Recently, I was browsing the Internet searching for the latest and greatest in mobile design, and I stumbled upon a feature I found really exciting on the University of Central Florida’s mobile website.
The feature is found on the “Customize” page within the mobile site and it allows users to do just that. By selecting or deselecting main navigation pages from a listing, the user can decide what information they’d like to see and, conversely, what information they don’t.
So if a student visiting the site wasn’t interested in the “Athletics” page (maybe they’re a Florida Gator fan that bleeds orange and blue), they could remove this page from their version of the mobile site.
Homepage Main Navigation, Before Customization
Removing “Athletics” Page
What’s really fascinating about this feature though is not the functionality itself, but rather, what the action of removing pages represents. It allows the users to tell marketers what information they find valuable, not vice versa. And if UCF marketers are tracking these actions, this data would be invaluable to providing better insight into what type of content their target audience wants to see from UCF on its mobile site.
And UCF isn’t the only university that’s offering audiences a custom mobile experience. Harvard University’s mobile site has it, too.

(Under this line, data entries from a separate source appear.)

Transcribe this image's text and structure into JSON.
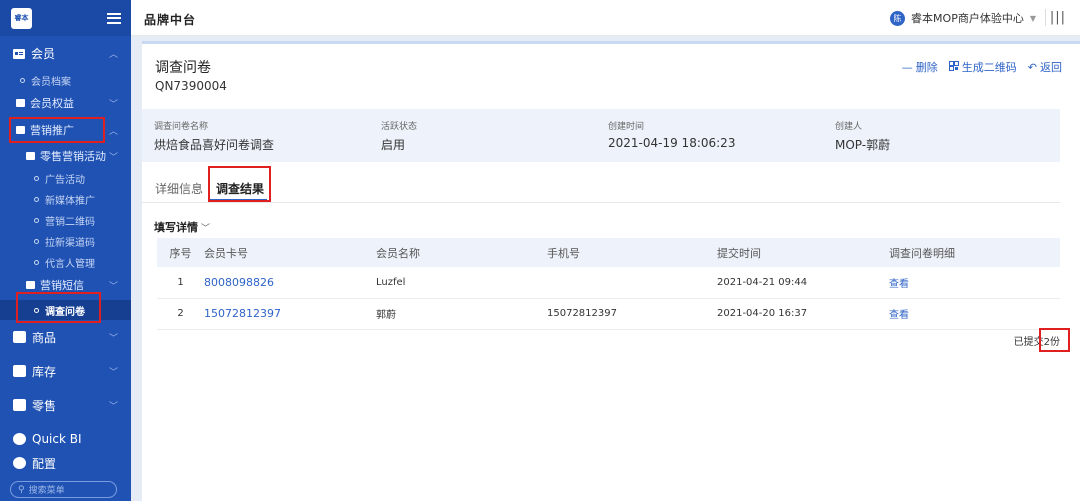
{
  "sidebar": {
    "logo_text": "睿本",
    "items": {
      "member": "会员",
      "member_archive": "会员档案",
      "member_rights": "会员权益",
      "marketing": "营销推广",
      "retail_marketing": "零售营销活动",
      "ad_campaign": "广告活动",
      "new_media": "新媒体推广",
      "marketing_qr": "营销二维码",
      "new_channel_code": "拉新渠道码",
      "agent_manage": "代言人管理",
      "marketing_sms": "营销短信",
      "survey": "调查问卷",
      "goods": "商品",
      "inventory": "库存",
      "retail": "零售",
      "quick_bi": "Quick BI",
      "config": "配置"
    },
    "search_placeholder": "搜索菜单"
  },
  "header": {
    "brand": "品牌中台",
    "user_avatar": "陈",
    "user_name": "睿本MOP商户体验中心",
    "menu_glyph": "|||"
  },
  "page": {
    "title": "调查问卷",
    "code": "QN7390004",
    "actions": {
      "delete": "删除",
      "qr": "生成二维码",
      "back": "返回"
    }
  },
  "info": {
    "name_label": "调查问卷名称",
    "name_value": "烘焙食品喜好问卷调查",
    "status_label": "活跃状态",
    "status_value": "启用",
    "created_label": "创建时间",
    "created_value": "2021-04-19 18:06:23",
    "creator_label": "创建人",
    "creator_value": "MOP-郭蔚"
  },
  "tabs": {
    "detail": "详细信息",
    "result": "调查结果"
  },
  "fill_details": "填写详情",
  "table": {
    "headers": {
      "idx": "序号",
      "card": "会员卡号",
      "name": "会员名称",
      "phone": "手机号",
      "time": "提交时间",
      "detail": "调查问卷明细"
    },
    "rows": [
      {
        "idx": "1",
        "card": "8008098826",
        "name": "Luzfel",
        "phone": "",
        "time": "2021-04-21 09:44",
        "detail": "查看"
      },
      {
        "idx": "2",
        "card": "15072812397",
        "name": "郭蔚",
        "phone": "15072812397",
        "time": "2021-04-20 16:37",
        "detail": "查看"
      }
    ]
  },
  "total_text": "已提交2份",
  "colors": {
    "sidebar": "#1f52b3",
    "accent": "#2f64c7",
    "highlight_box": "#e02020"
  }
}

Expect to see much more of this “opt-in” type of functionality in the near future, as mobile websites become more tailored to the individual and their unique needs.